If you’re visiting Ice Patrol from far away, it might surprise you to hear that although the sun is shining, it’s only 7ºC as I write this at 3:00 in the afternoon. Last night’s low was -2ºC. There are a few more days of below-normal temperatures in the forecast, but with open water expanding from isolated patches to large expanses, the wind will be able to smash some ice.

If you’d like to see how things have changed over the last week, here’s a link to Satellite Saturday from one week ago.

ERRATUM: yesterday’s post featuring pictures from Matthew Render was incorrectly dated April 25, 2019. The correct date was April 26th, and the post has been amended. If you are still seeing the wrong date, try hitting refresh on your browser.

Update: the MODIS images from Aqua satellite came online a few hours later. Here’s the sister picture to the one at the top of this post.

It’s the same of course, except for a few more clouds.

 

April 13, 2019: Satellite Saturday

On Friday we came home during a spell of poor weather, and although we caught glimpses of the lake between the clouds and flurries, trying to take photographs would have been pointless.

But today the weather cleared right up in time for the Aqua and Terra satellites to get fairly good pictures.

The left half of the picture is blurred, (different satellite pass, I’m guessing) but still good enough to see the large features. I’ve circled three of interest:
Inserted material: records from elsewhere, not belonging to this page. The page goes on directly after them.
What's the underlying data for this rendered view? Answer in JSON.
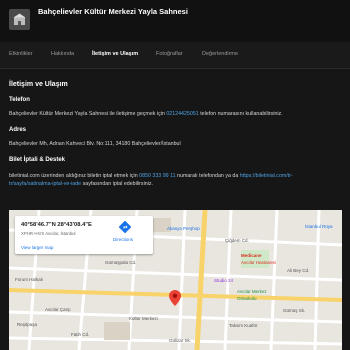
{
  "header": {
    "title": "Bahçelievler Kültür Merkezi Yayla Sahnesi"
  },
  "tabs": [
    {
      "label": "Etkinlikler"
    },
    {
      "label": "Hakkında"
    },
    {
      "label": "İletişim ve Ulaşım"
    },
    {
      "label": "Fotoğraflar"
    },
    {
      "label": "Değerlendirme"
    }
  ],
  "section_title": "İletişim ve Ulaşım",
  "phone": {
    "heading": "Telefon",
    "text_before": "Bahçelievler Kültür Merkezi Yayla Sahnesi ile iletişime geçmek için ",
    "number": "02124425051",
    "text_after": " telefon numarasını kullanabilirsiniz."
  },
  "address": {
    "heading": "Adres",
    "text": "Bahçelievler Mh, Adnan Kahveci Blv. No:111, 34180 Bahçelievler/İstanbul"
  },
  "refund": {
    "heading": "Bilet İptali & Destek",
    "line1_before": "biletinial.com üzerinden aldığınız biletin iptal etmek için ",
    "line1_phone": "0850 333 99 11",
    "line1_mid": " numaralı telefondan ya da ",
    "line1_link": "https://biletinial.com/tr-",
    "line2_link": "tr/sayfa/satinalma-iptal-ve-iade",
    "line2_after": " sayfasından iptal edebilirsiniz."
  },
  "map": {
    "coords": "40°58'46.7\"N 28°43'08.4\"E",
    "plus_code": "XPHR+HVS Avcılar, İstanbul",
    "larger_map": "View larger map",
    "directions": "Directions",
    "labels": [
      {
        "text": "Akasya Perşhop",
        "color": "#1a73e8"
      },
      {
        "text": "Çiğdem Cd.",
        "color": "#555555"
      },
      {
        "text": "İstanbul Rüya",
        "color": "#1a73e8"
      },
      {
        "text": "Medicane",
        "color": "#d93025"
      },
      {
        "text": "Avcılar Hastanesi",
        "color": "#d93025"
      },
      {
        "text": "Studio 24",
        "color": "#9334e6"
      },
      {
        "text": "Avcılar Merkez",
        "color": "#1e8e3e"
      },
      {
        "text": "Ortaokulu",
        "color": "#1e8e3e"
      },
      {
        "text": "Gümüşpala Cd.",
        "color": "#555555"
      },
      {
        "text": "Avcılar Çarşı",
        "color": "#555555"
      },
      {
        "text": "Forum Halkalı",
        "color": "#555555"
      },
      {
        "text": "Reşitpaşa",
        "color": "#555555"
      },
      {
        "text": "Taksim Kuaför",
        "color": "#555555"
      },
      {
        "text": "Gümüş Sk.",
        "color": "#555555"
      },
      {
        "text": "Kültür Merkezi",
        "color": "#555555"
      },
      {
        "text": "Fatih Cd.",
        "color": "#555555"
      },
      {
        "text": "Ali Bey Cd.",
        "color": "#555555"
      },
      {
        "text": "Gülizar Sk.",
        "color": "#555555"
      }
    ]
  },
  "colors": {
    "link": "#4ea3e6",
    "pin": "#ea4335",
    "road_yellow": "#f7d36a"
  }
}
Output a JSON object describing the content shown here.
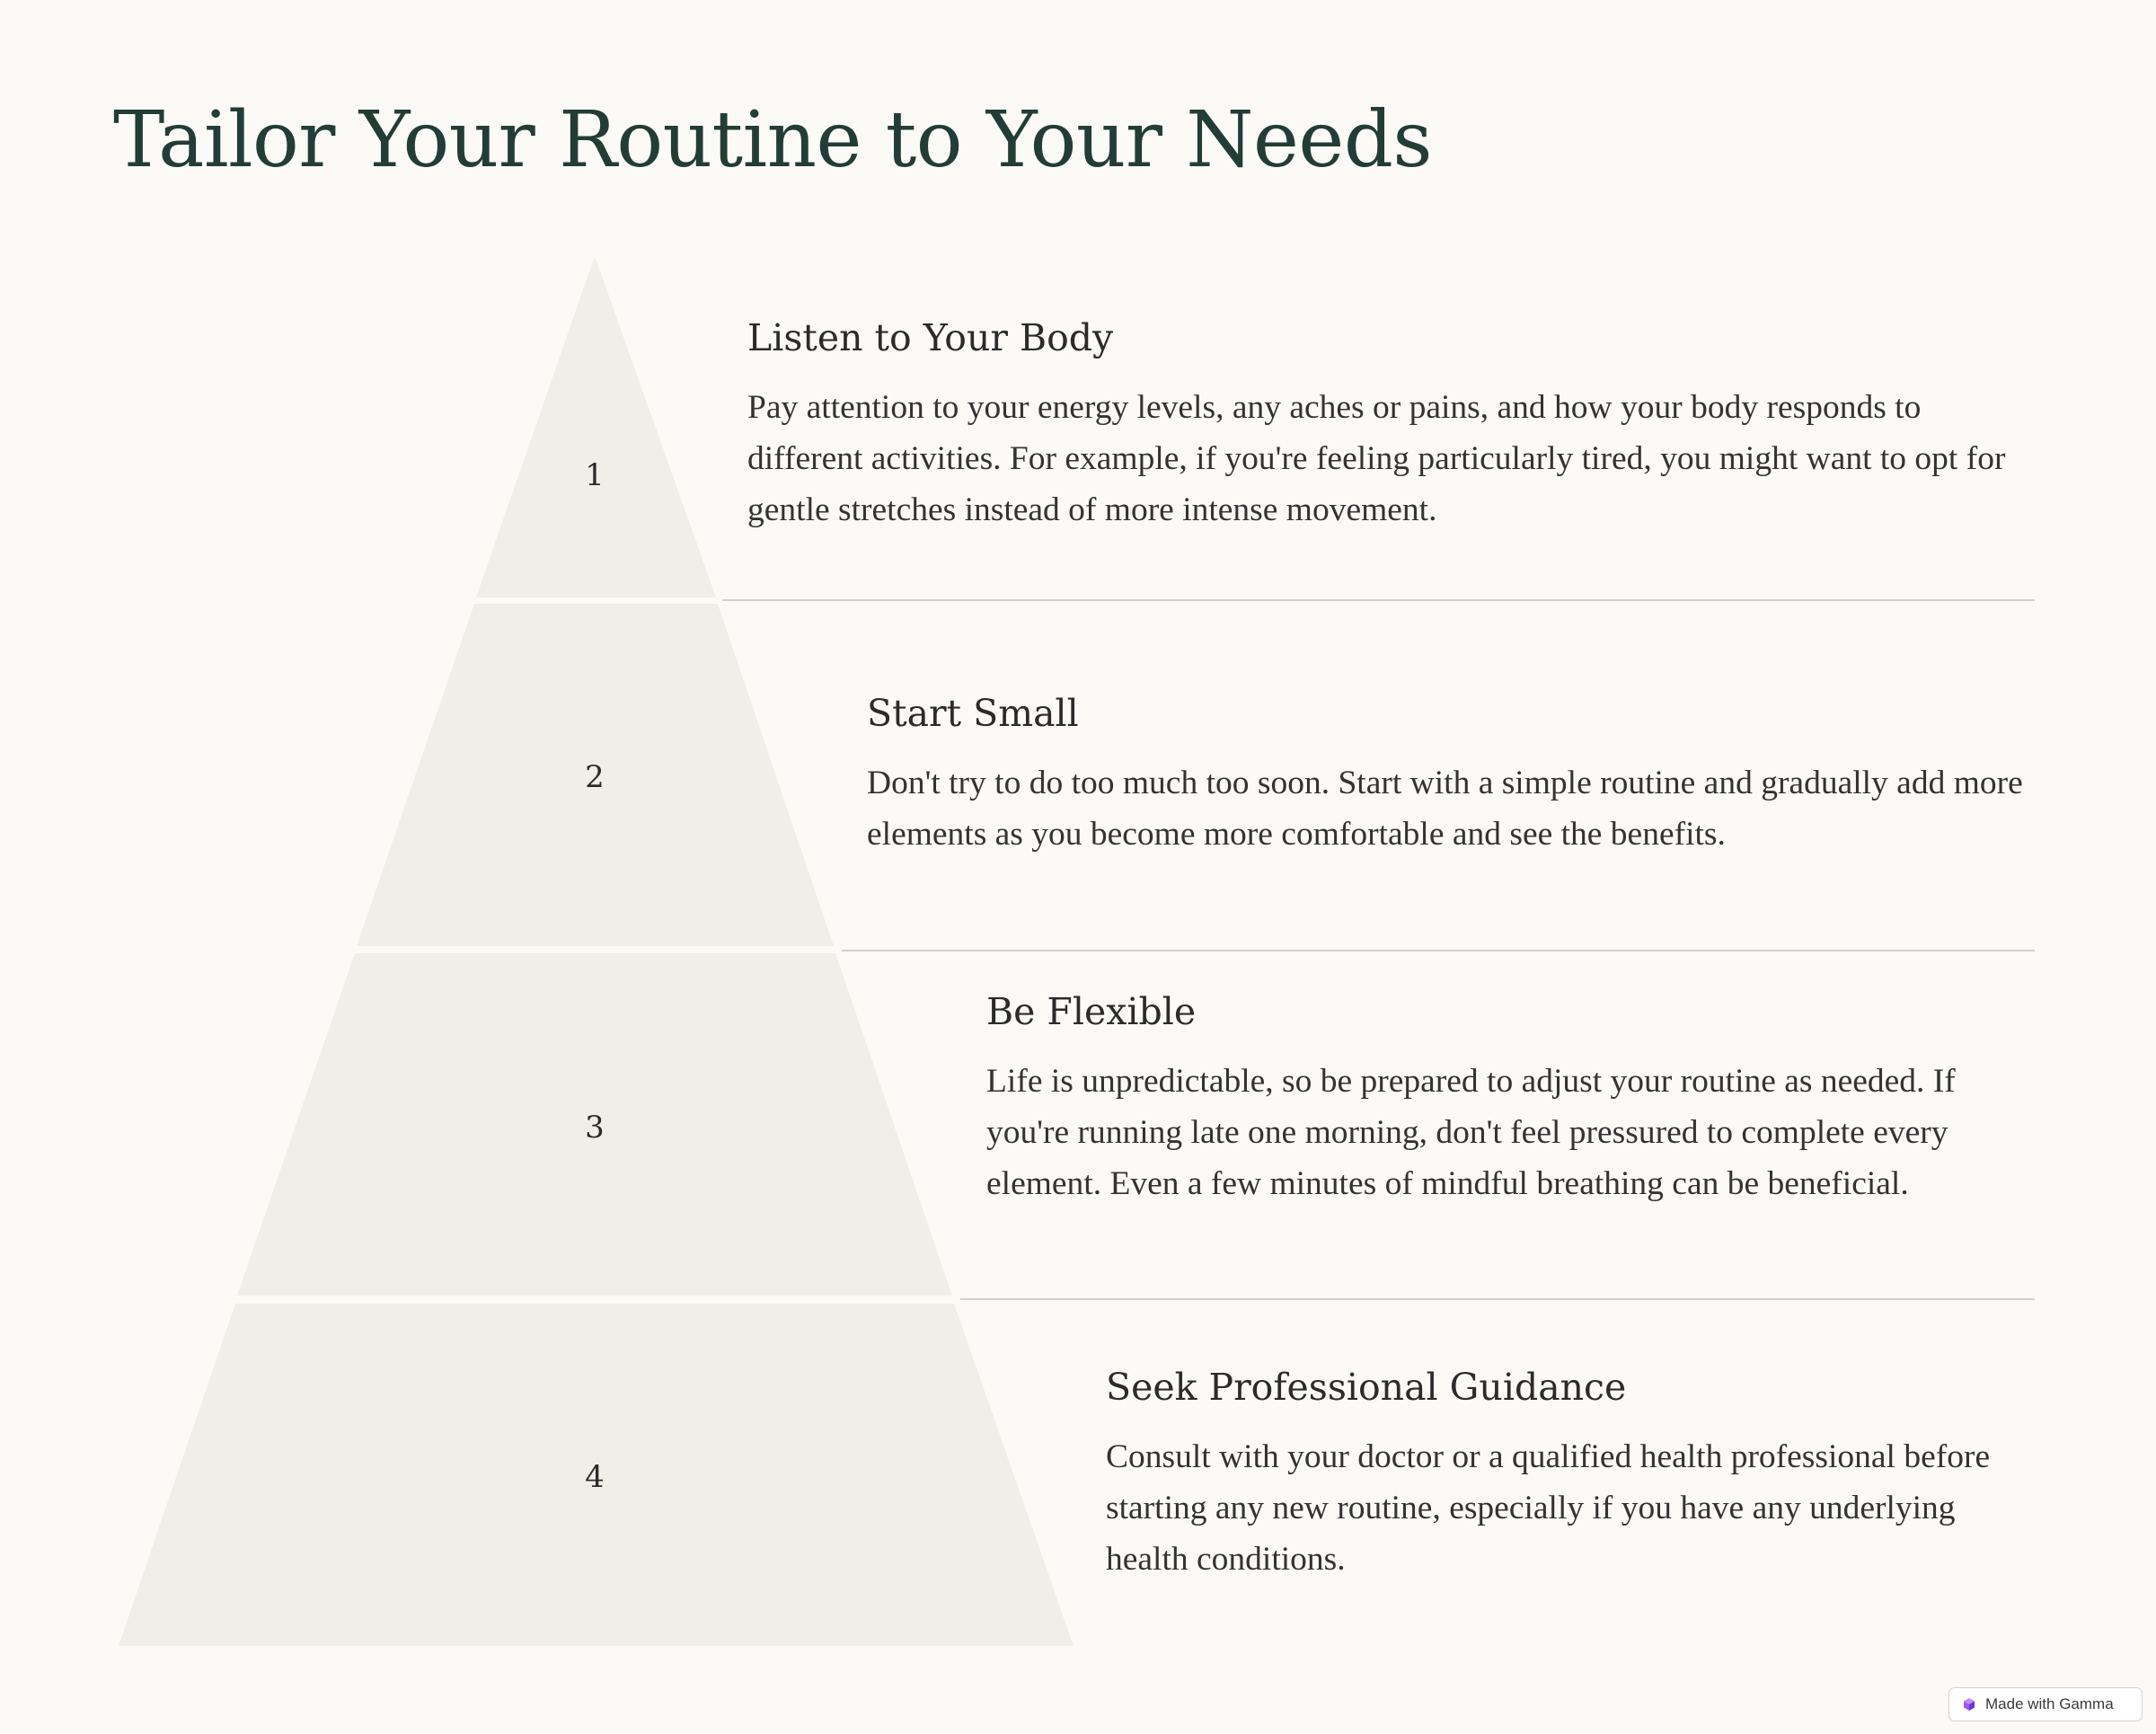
{
  "slide": {
    "title": "Tailor Your Routine to Your Needs"
  },
  "colors": {
    "background": "#fbfaf7",
    "tier_fill": "#f0eee8",
    "title": "#223d35",
    "divider": "#d3d1cc"
  },
  "tiers": [
    {
      "number": "1",
      "title": "Listen to Your Body",
      "body": "Pay attention to your energy levels, any aches or pains, and how your body responds to different activities. For example, if you're feeling particularly tired, you might want to opt for gentle stretches instead of more intense movement."
    },
    {
      "number": "2",
      "title": "Start Small",
      "body": "Don't try to do too much too soon. Start with a simple routine and gradually add more elements as you become more comfortable and see the benefits."
    },
    {
      "number": "3",
      "title": "Be Flexible",
      "body": "Life is unpredictable, so be prepared to adjust your routine as needed. If you're running late one morning, don't feel pressured to complete every element. Even a few minutes of mindful breathing can be beneficial."
    },
    {
      "number": "4",
      "title": "Seek Professional Guidance",
      "body": "Consult with your doctor or a qualified health professional before starting any new routine, especially if you have any underlying health conditions."
    }
  ],
  "badge": {
    "label": "Made with Gamma",
    "icon": "gamma-logo-icon"
  }
}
The large red ellipse at the top includes not only the southern portions of the Winnipeg River, but also, at the bottom of the ring, a recently enlarged area of water around Channel Island or perhaps The Tangle.

The middle ring is Big Narrows, and it looks like there may have been some expansion of the open water there.

The ring at the bottom shows water pushing into Lake of the Woods from the mouth of the Rainy River. That’s new. It first showed up a few days ago.

Here’s a photograph from a week ago, for comparison.

There’s more good news. We might finally have reached the point where we spend more time above freezing than below. The next few days look promising, with forecast highs of 5º to 8ºC and overnight lows of 0º to -3ºC.

For almost a month now, weather forecasts have been saying warmer weather is just a week away. It still says that, and to be clear, they’re not talking about above normal temperatures. But it looks as if we might see a gradual improvement towards seasonal norms. That would be daytime highs of 10ºC, and overnight lows of about -1ºC. Let’s hope it doesn’t slip away this time.